*Exercise brief*
For this exercise, copy out each line of the material below that includes "content".

*Supplied data*

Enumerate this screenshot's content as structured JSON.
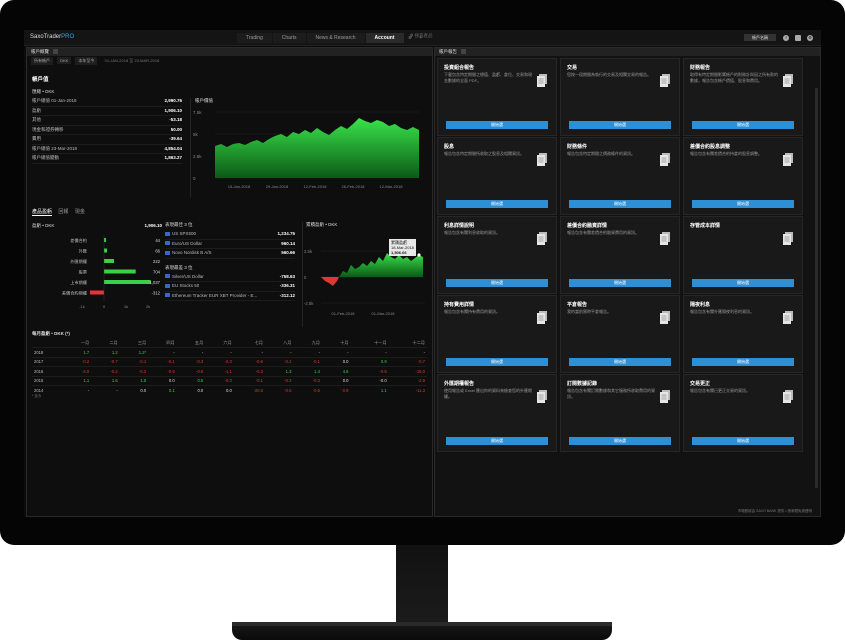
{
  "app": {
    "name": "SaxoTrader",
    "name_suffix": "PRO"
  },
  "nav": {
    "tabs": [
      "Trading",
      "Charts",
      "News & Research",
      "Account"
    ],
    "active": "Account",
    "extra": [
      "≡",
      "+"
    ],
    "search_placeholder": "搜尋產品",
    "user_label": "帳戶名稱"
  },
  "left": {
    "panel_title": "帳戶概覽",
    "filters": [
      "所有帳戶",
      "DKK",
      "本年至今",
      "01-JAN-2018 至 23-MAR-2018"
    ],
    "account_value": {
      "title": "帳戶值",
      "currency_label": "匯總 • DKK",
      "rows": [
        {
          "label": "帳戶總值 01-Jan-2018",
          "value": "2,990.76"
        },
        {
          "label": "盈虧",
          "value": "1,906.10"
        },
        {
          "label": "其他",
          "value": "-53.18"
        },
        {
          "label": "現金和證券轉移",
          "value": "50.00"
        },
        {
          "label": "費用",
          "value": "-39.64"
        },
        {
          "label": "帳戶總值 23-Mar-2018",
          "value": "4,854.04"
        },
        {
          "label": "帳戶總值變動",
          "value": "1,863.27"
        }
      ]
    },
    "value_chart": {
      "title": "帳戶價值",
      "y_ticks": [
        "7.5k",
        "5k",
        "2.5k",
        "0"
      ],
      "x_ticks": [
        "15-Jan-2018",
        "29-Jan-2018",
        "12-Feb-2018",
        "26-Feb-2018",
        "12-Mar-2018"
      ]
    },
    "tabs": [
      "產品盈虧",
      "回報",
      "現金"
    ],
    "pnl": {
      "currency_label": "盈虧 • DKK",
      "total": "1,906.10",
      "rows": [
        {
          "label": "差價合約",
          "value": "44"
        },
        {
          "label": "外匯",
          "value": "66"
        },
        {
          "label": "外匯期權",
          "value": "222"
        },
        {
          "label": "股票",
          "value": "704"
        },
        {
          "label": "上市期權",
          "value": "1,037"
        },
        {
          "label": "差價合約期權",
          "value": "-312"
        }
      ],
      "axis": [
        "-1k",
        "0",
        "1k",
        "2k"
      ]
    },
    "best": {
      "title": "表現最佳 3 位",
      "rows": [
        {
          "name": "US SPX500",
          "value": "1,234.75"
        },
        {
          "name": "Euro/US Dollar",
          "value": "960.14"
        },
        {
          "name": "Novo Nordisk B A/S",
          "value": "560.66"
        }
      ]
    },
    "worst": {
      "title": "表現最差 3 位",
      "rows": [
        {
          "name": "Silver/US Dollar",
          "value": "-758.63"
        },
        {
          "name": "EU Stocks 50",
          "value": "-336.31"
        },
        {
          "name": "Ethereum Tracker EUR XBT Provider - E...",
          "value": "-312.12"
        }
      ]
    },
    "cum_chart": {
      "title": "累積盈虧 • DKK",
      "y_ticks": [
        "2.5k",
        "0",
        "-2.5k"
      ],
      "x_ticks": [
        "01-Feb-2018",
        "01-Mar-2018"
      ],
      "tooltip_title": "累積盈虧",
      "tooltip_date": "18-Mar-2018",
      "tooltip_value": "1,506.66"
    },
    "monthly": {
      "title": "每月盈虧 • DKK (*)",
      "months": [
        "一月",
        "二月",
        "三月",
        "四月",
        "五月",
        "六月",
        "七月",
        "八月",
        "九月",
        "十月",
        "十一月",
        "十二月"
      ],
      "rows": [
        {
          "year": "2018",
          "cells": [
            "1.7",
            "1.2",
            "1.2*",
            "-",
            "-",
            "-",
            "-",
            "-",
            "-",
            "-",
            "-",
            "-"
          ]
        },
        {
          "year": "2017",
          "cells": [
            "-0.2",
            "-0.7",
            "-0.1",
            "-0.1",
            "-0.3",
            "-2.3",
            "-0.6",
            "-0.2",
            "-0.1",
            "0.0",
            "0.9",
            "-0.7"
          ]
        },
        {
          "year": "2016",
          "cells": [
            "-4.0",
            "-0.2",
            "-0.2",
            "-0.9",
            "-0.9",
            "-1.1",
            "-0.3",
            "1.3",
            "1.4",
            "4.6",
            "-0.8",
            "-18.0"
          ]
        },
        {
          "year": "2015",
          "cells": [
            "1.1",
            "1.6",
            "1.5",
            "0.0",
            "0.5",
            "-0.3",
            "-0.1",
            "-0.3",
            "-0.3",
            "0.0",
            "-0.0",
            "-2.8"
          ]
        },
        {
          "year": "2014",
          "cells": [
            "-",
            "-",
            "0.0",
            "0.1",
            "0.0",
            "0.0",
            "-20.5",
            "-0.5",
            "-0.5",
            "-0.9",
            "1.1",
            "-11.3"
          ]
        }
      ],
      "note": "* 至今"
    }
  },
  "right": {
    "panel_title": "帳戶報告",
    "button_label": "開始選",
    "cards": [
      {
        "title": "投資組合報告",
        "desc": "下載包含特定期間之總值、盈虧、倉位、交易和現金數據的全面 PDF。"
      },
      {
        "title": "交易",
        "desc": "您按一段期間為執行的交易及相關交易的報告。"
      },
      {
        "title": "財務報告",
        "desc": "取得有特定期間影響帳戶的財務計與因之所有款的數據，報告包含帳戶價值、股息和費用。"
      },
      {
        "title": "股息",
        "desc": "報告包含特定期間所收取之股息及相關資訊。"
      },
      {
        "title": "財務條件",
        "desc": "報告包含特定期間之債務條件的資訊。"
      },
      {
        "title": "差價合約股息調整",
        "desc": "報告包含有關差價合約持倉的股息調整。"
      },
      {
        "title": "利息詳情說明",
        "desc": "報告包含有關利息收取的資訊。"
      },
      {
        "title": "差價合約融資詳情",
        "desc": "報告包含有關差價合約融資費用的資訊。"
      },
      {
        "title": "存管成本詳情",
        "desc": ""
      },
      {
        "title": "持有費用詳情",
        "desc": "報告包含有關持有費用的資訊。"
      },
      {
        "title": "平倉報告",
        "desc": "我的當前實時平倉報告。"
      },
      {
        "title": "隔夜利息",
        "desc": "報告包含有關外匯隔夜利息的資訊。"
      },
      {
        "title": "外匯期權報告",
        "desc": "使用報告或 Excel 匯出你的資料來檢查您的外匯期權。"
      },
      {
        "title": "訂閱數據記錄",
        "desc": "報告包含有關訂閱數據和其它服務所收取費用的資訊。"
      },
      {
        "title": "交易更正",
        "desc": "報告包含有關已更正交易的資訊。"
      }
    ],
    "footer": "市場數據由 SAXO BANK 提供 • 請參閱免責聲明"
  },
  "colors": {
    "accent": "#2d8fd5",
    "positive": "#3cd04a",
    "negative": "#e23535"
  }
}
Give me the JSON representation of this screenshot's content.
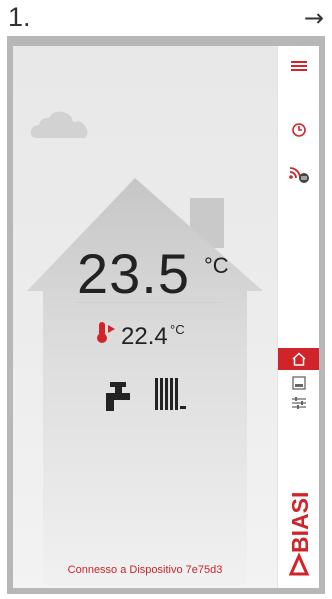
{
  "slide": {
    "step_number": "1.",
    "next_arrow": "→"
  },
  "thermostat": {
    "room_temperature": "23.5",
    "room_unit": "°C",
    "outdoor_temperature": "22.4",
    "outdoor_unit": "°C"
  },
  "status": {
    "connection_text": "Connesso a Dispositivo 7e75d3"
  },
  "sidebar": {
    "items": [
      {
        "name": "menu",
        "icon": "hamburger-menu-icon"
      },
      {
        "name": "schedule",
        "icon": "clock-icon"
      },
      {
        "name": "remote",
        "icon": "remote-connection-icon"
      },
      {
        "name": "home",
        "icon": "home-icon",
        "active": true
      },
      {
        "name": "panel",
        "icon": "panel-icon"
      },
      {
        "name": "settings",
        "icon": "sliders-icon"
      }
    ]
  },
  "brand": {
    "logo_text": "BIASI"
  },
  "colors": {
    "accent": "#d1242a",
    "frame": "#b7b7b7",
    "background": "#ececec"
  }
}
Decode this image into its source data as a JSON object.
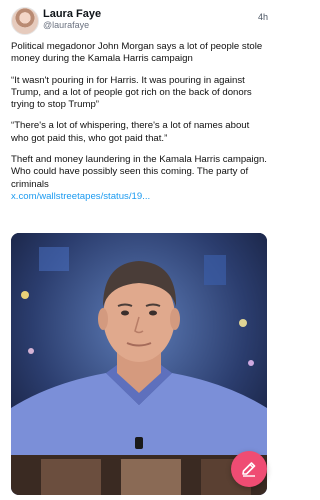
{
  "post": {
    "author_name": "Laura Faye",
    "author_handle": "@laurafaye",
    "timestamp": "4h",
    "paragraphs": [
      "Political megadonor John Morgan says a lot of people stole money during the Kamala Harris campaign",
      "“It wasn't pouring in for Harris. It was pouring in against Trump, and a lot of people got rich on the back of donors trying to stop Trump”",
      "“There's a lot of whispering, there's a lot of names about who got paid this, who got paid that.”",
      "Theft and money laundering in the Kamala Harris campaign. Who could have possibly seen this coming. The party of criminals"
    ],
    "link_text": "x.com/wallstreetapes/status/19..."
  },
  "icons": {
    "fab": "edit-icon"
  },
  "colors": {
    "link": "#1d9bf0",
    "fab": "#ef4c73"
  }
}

*Exercise result*
Enumerate this screenshot's content as structured JSON.
Give me the JSON representation of this screenshot's content.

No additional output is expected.